Input:
= = = =
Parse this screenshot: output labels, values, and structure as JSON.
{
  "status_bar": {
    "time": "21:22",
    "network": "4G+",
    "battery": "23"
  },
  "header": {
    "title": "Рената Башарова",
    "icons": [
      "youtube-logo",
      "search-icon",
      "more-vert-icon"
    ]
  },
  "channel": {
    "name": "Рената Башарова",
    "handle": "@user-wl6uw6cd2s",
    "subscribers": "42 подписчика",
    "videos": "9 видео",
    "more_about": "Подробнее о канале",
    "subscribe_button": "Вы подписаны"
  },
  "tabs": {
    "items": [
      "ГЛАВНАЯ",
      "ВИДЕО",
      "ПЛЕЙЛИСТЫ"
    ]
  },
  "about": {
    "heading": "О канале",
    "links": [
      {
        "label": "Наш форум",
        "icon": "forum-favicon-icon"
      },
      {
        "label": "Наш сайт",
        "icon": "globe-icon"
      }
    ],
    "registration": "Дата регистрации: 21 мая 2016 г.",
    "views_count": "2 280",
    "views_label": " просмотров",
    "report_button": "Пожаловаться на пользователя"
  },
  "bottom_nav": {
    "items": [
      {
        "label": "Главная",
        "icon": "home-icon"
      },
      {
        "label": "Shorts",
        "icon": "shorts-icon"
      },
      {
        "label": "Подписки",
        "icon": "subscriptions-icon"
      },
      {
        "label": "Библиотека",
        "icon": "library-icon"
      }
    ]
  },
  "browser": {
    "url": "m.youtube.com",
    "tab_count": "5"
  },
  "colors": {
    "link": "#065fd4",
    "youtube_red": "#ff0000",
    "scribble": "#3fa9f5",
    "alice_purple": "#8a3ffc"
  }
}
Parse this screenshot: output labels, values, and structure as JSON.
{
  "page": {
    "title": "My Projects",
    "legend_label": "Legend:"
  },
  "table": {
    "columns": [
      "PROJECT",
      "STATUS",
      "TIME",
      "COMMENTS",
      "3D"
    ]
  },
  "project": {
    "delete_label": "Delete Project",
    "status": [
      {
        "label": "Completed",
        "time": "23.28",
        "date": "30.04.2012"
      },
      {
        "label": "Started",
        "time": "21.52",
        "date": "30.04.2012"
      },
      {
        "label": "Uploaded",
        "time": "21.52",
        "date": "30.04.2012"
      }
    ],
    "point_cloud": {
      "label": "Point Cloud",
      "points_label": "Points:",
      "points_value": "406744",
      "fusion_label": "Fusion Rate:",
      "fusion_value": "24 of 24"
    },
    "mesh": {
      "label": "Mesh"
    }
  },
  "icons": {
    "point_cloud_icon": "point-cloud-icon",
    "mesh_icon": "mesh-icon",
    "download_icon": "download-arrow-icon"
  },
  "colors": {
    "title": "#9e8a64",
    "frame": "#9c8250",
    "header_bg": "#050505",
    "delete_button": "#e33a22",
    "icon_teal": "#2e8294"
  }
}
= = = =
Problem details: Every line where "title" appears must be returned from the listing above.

Answer for the task:
    "title": "Рената Башарова",
    "title": "My Projects",
    "title": "#9e8a64",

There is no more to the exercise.